Elance: A Window to the WorldGuest_Blogger | Feb 06, 2012
When I first signed up on Elance as a writer/editor, I really had no idea what to expect. My first projects were small ones—a few press releases, a couple of sales letters, some content editing. Little did I know then that I would be doing projects on a huge variety of subjects, from the ordinary to the intriguing to the bizarre, and that I would be working with people from all over the world and learning more about the global economy and the global education system than I ever would have thought possible.
When I look back on my projects over the three years I’ve worked on Elance—and I’m sure it would be similar not just for other writers and editors but also for web developers, graphic designers, etc.—my client list is extremely varied: lawyer, airline pilot, software developer, pastor, photographer, musician, and the list goes on. To date, they come from 35 countries—Brazil, Italy, Israel, Egypt, South Africa, Russia, India, Singapore…What it means is that, as an Elance contractor, you’re always learning—about so many subjects and so many countries.
The Global Economy
In the global economy, English is the international language of business and also of advanced schooling in the top US, UK and international schools.
It’s no surprise that many clients are from China, including companies specializing in games and entertainment, entrepreneurs with ideas for improving Chinese agriculture, and students applying to the top US business and law schools. It’s also been an eye-opener working with students and entrepreneurs from the United Arab Emirates—Abu Dhabi, Bahrain, Dubai—where the economy and the education systems are rapidly expanding. Interesting too, to find out how Australia and New Zealand and Fiji are benefitting from the global economy and the global workforce and China’s requirement for raw materials. And that Russia is becoming a strong market for luxury goods and services, including high-end clothing and footwear brands.
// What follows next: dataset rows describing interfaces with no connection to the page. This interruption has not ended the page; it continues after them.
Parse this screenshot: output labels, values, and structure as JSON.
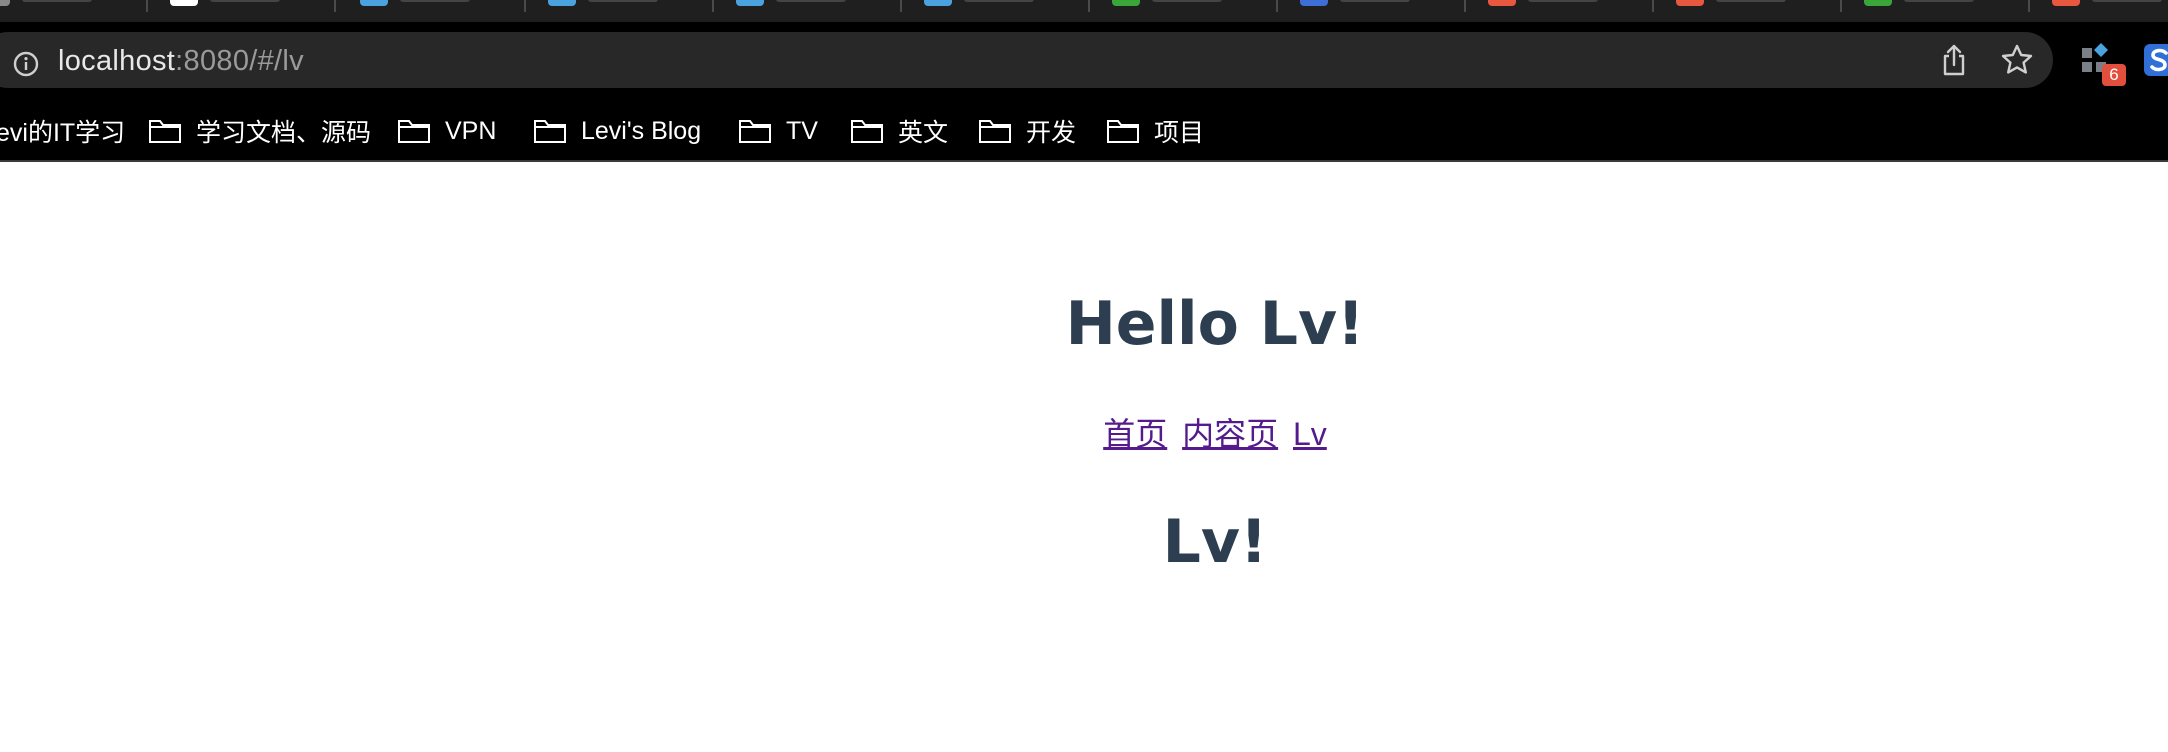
{
  "browser": {
    "url_host": "localhost",
    "url_rest": ":8080/#/lv",
    "extension_badge": "6",
    "tab_favicon_colors": [
      "#888888",
      "#ffffff",
      "#4aa3df",
      "#4aa3df",
      "#4aa3df",
      "#4aa3df",
      "#3aa63a",
      "#3d6fd6",
      "#e8573f",
      "#e8573f",
      "#3aa63a",
      "#e8573f"
    ]
  },
  "bookmarks": [
    {
      "label": "evi的IT学习",
      "icon": "none"
    },
    {
      "label": "学习文档、源码",
      "icon": "folder-icon"
    },
    {
      "label": "VPN",
      "icon": "folder-icon"
    },
    {
      "label": "Levi's Blog",
      "icon": "folder-icon"
    },
    {
      "label": "TV",
      "icon": "folder-icon"
    },
    {
      "label": "英文",
      "icon": "folder-icon"
    },
    {
      "label": "开发",
      "icon": "folder-icon"
    },
    {
      "label": "项目",
      "icon": "folder-icon"
    }
  ],
  "page": {
    "heading": "Hello Lv!",
    "nav_links": [
      "首页",
      "内容页",
      "Lv"
    ],
    "subheading": "Lv!"
  },
  "colors": {
    "heading": "#2c3e50",
    "link_visited": "#551a8b"
  }
}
Before I started on Elance, I knew nothing about Forex, 3-D technology, Twitter marketing, the history of Cameroon, or Iraqi immigration to Sweden, but I know a lot more now. And after working on a couple of great projects, I know a lot more about becoming a deckhand or stewardess on the multi-million dollar superyachts in the Mediterranean and the Caribbean, once mostly owned by Europeans and Americans, but now often owned by corporate moguls from Russia, the UAE, and various other countries.
Before working on Elance, I wasn’t aware that there were so many international high schools—in China and Singapore and Malaysia, for example. Nor did I know that high-achieving students from many countries—China, India, Arabic countries, African countries—vie for acceptance at top universities in the US, particularly the top business school, such as Harvard, Wharton, Stanford, etc., which are all highly competitive. And of course they want their admission essays to be in flawless English. Likewise, there are many professors, not only in the US but in other countries as well, whose first language is not English, so when they write journal articles, for example, they need an editor or proofreader.
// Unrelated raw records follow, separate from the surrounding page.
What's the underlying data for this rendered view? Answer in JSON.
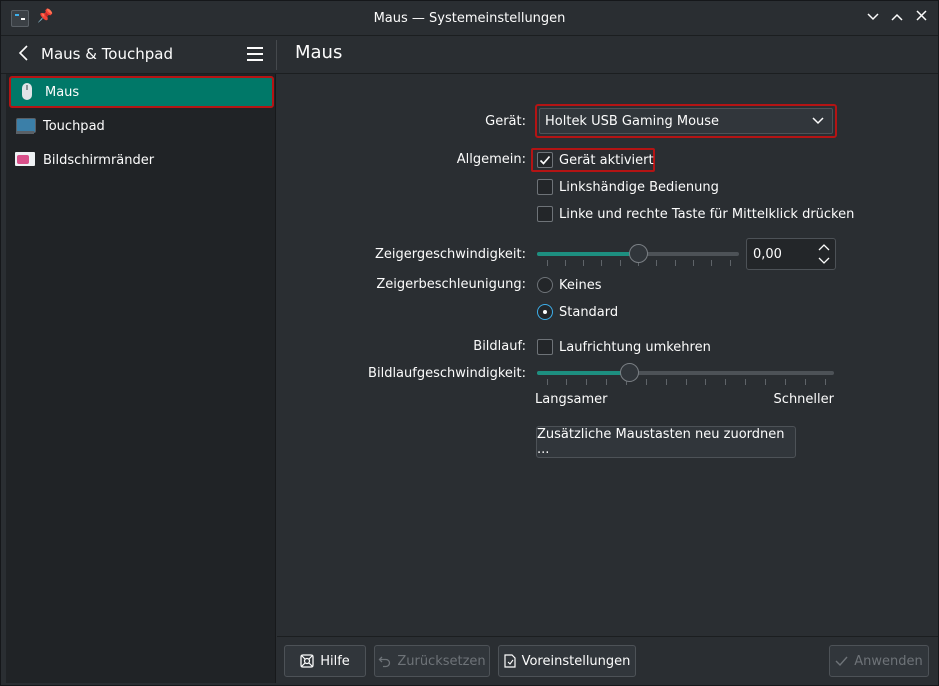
{
  "window": {
    "title": "Maus — Systemeinstellungen",
    "buttons": [
      "minimize",
      "maximize",
      "close"
    ]
  },
  "header": {
    "module_title": "Maus & Touchpad",
    "page_title": "Maus"
  },
  "sidebar": {
    "items": [
      {
        "label": "Maus",
        "icon": "mouse-icon",
        "active": true
      },
      {
        "label": "Touchpad",
        "icon": "touchpad-icon",
        "active": false
      },
      {
        "label": "Bildschirmränder",
        "icon": "screen-edges-icon",
        "active": false
      }
    ]
  },
  "form": {
    "device_label": "Gerät:",
    "device_value": "Holtek USB Gaming Mouse",
    "general_label": "Allgemein:",
    "options": [
      {
        "label": "Gerät aktiviert",
        "checked": true
      },
      {
        "label": "Linkshändige Bedienung",
        "checked": false
      },
      {
        "label": "Linke und rechte Taste für Mittelklick drücken",
        "checked": false
      }
    ],
    "pointer_speed_label": "Zeigergeschwindigkeit:",
    "pointer_speed_value": "0,00",
    "pointer_speed_fraction": 0.5,
    "accel_label": "Zeigerbeschleunigung:",
    "accel_options": [
      {
        "label": "Keines",
        "selected": false
      },
      {
        "label": "Standard",
        "selected": true
      }
    ],
    "scroll_label": "Bildlauf:",
    "scroll_invert_label": "Laufrichtung umkehren",
    "scroll_invert_checked": false,
    "scroll_speed_label": "Bildlaufgeschwindigkeit:",
    "scroll_speed_fraction": 0.3,
    "scroll_slower": "Langsamer",
    "scroll_faster": "Schneller",
    "remap_button": "Zusätzliche Maustasten neu zuordnen ..."
  },
  "footer": {
    "help": "Hilfe",
    "reset": "Zurücksetzen",
    "defaults": "Voreinstellungen",
    "apply": "Anwenden"
  },
  "colors": {
    "accent": "#1d8f80",
    "selection": "#007868",
    "highlight_border": "#b41414",
    "background": "#2a2e32",
    "sidebar": "#202326"
  }
}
So while everyone else is getting educated, so am I. I now have a globe on my desk so I can remind myself where various countries are situated. I have several time zone maps on my bulletin board so I know what day it is for my clients. With 24 time zones in the world, “Friday at 5 pm” can mean a lot of different things—even the US has four time zones. Although I’ve been a writer and editor for almost three decades, I use Wiktionary and Wikipedia, as well as other references all day long. The learning never stops, and that’s probably what I love most about this work—that and the amazing variety.
About the Author
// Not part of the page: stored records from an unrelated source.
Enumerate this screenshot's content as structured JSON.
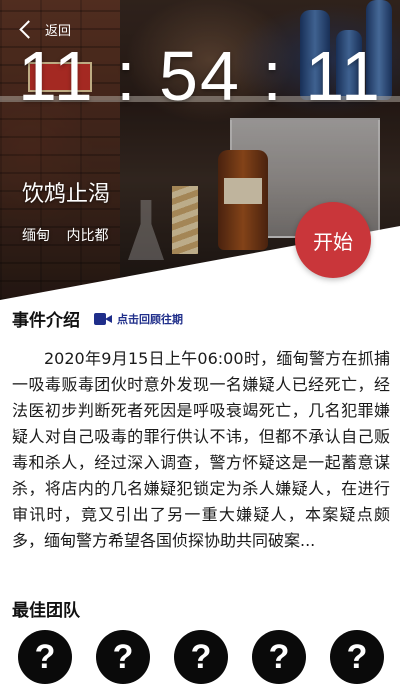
{
  "nav": {
    "back_label": "返回"
  },
  "hero": {
    "clock": "11 : 54 : 11",
    "title": "饮鸩止渴",
    "location": [
      "缅甸",
      "内比都"
    ],
    "start_label": "开始"
  },
  "event": {
    "section_title": "事件介绍",
    "replay_label": "点击回顾往期",
    "description": "2020年9月15日上午06:00时，缅甸警方在抓捕一吸毒贩毒团伙时意外发现一名嫌疑人已经死亡，经法医初步判断死者死因是呼吸衰竭死亡，几名犯罪嫌疑人对自己吸毒的罪行供认不讳，但都不承认自己贩毒和杀人，经过深入调查，警方怀疑这是一起蓄意谋杀，将店内的几名嫌疑犯锁定为杀人嫌疑人，在进行审讯时，竟又引出了另一重大嫌疑人，本案疑点颇多，缅甸警方希望各国侦探协助共同破案..."
  },
  "team": {
    "section_title": "最佳团队",
    "members": [
      "?",
      "?",
      "?",
      "?",
      "?"
    ]
  },
  "colors": {
    "accent_red": "#c9363a",
    "link_blue": "#1f2e8a"
  }
}
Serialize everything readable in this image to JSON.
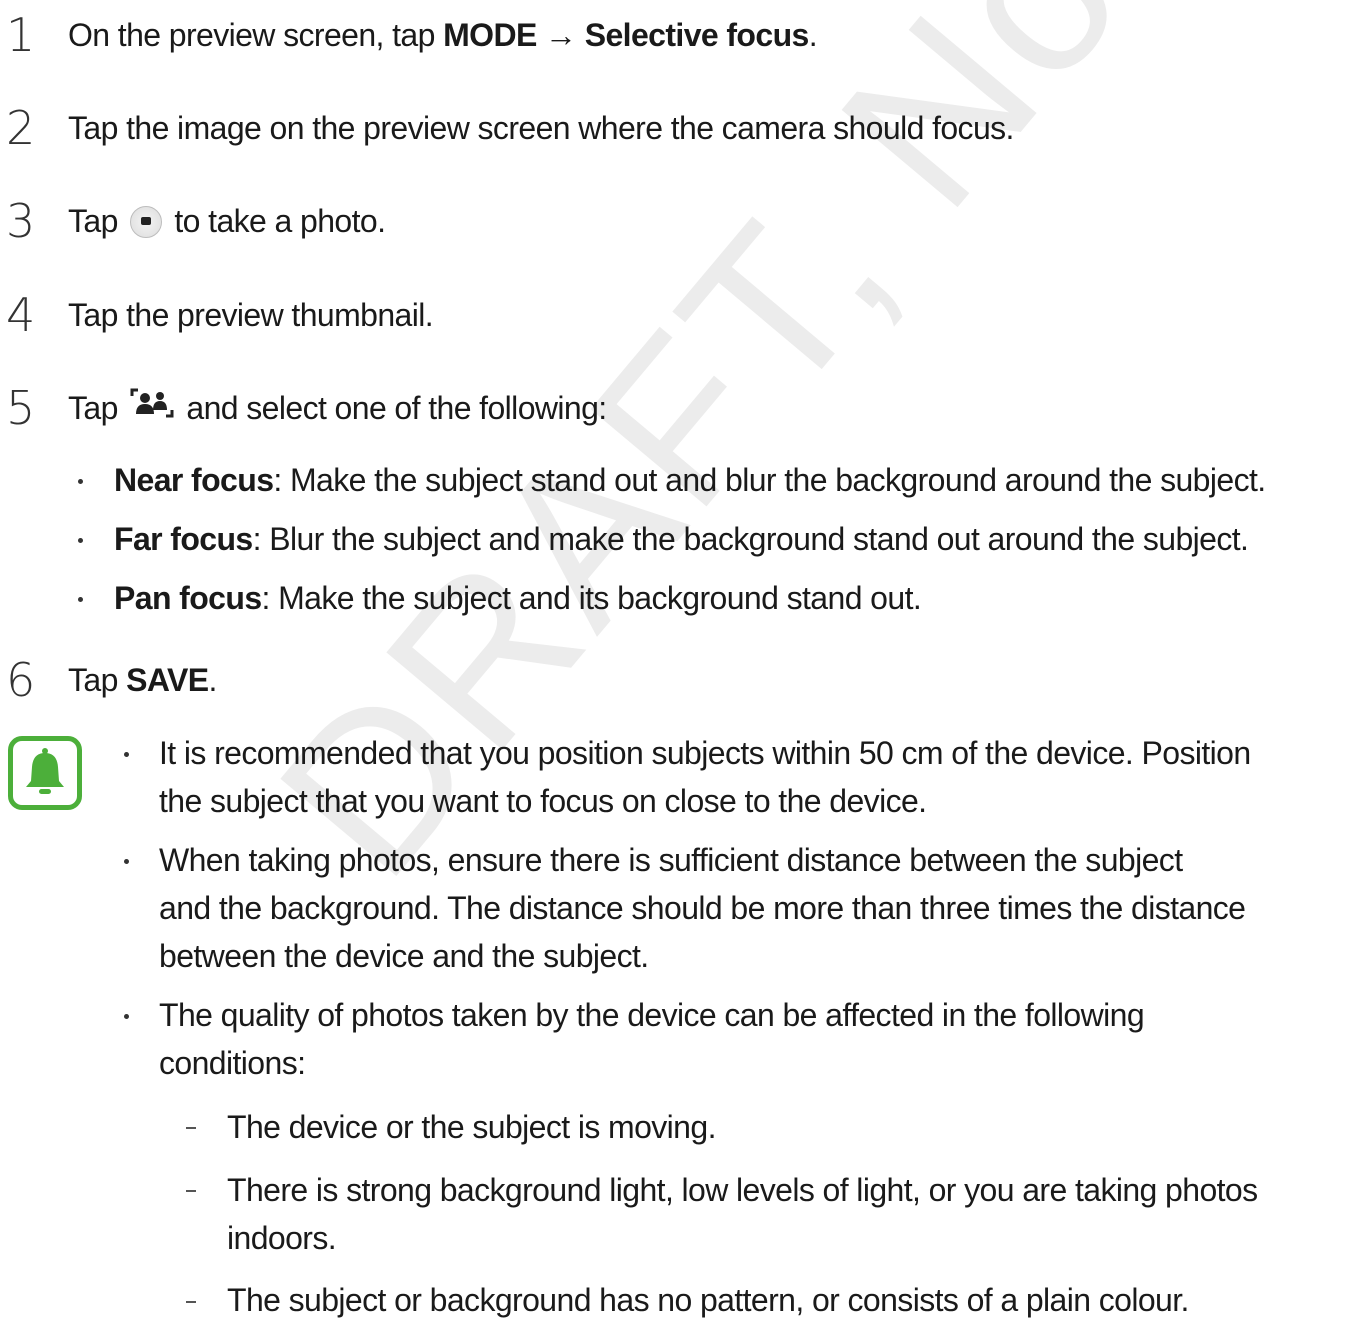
{
  "watermark": "DRAFT, Not Final",
  "steps": [
    {
      "num": "1",
      "pre": "On the preview screen, tap ",
      "b1": "MODE",
      "arrow": " → ",
      "b2": "Selective focus",
      "post": "."
    },
    {
      "num": "2",
      "text": "Tap the image on the preview screen where the camera should focus."
    },
    {
      "num": "3",
      "pre": "Tap ",
      "post": " to take a photo.",
      "icon": "camera-shutter-icon"
    },
    {
      "num": "4",
      "text": "Tap the preview thumbnail."
    },
    {
      "num": "5",
      "pre": "Tap ",
      "post": " and select one of the following:",
      "icon": "selective-focus-icon"
    },
    {
      "num": "6",
      "pre": "Tap ",
      "b1": "SAVE",
      "post": "."
    }
  ],
  "focus_options": [
    {
      "term": "Near focus",
      "desc": ": Make the subject stand out and blur the background around the subject."
    },
    {
      "term": "Far focus",
      "desc": ": Blur the subject and make the background stand out around the subject."
    },
    {
      "term": "Pan focus",
      "desc": ": Make the subject and its background stand out."
    }
  ],
  "note": {
    "icon": "notification-bell-icon",
    "accent_color": "#4caf3a",
    "bullets": [
      {
        "lines": [
          "It is recommended that you position subjects within 50 cm of the device. Position",
          "the subject that you want to focus on close to the device."
        ]
      },
      {
        "lines": [
          "When taking photos, ensure there is sufficient distance between the subject",
          "and the background. The distance should be more than three times the distance",
          "between the device and the subject."
        ]
      },
      {
        "lines": [
          "The quality of photos taken by the device can be affected in the following",
          "conditions:"
        ]
      }
    ],
    "sub_bullets": [
      {
        "lines": [
          "The device or the subject is moving."
        ]
      },
      {
        "lines": [
          "There is strong background light, low levels of light, or you are taking photos",
          "indoors."
        ]
      },
      {
        "lines": [
          "The subject or background has no pattern, or consists of a plain colour."
        ]
      }
    ]
  }
}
Cathy Reed has been writing and editing on Elance for 2 ½ years and to date has worked for clients in 35 countries. She loves the variety of the work and the opportunity to be immersed in the global economy that we now live and work in. She lives on the British Columbia coast and when she’s not working she loves to hike, cycle, kayak and ski.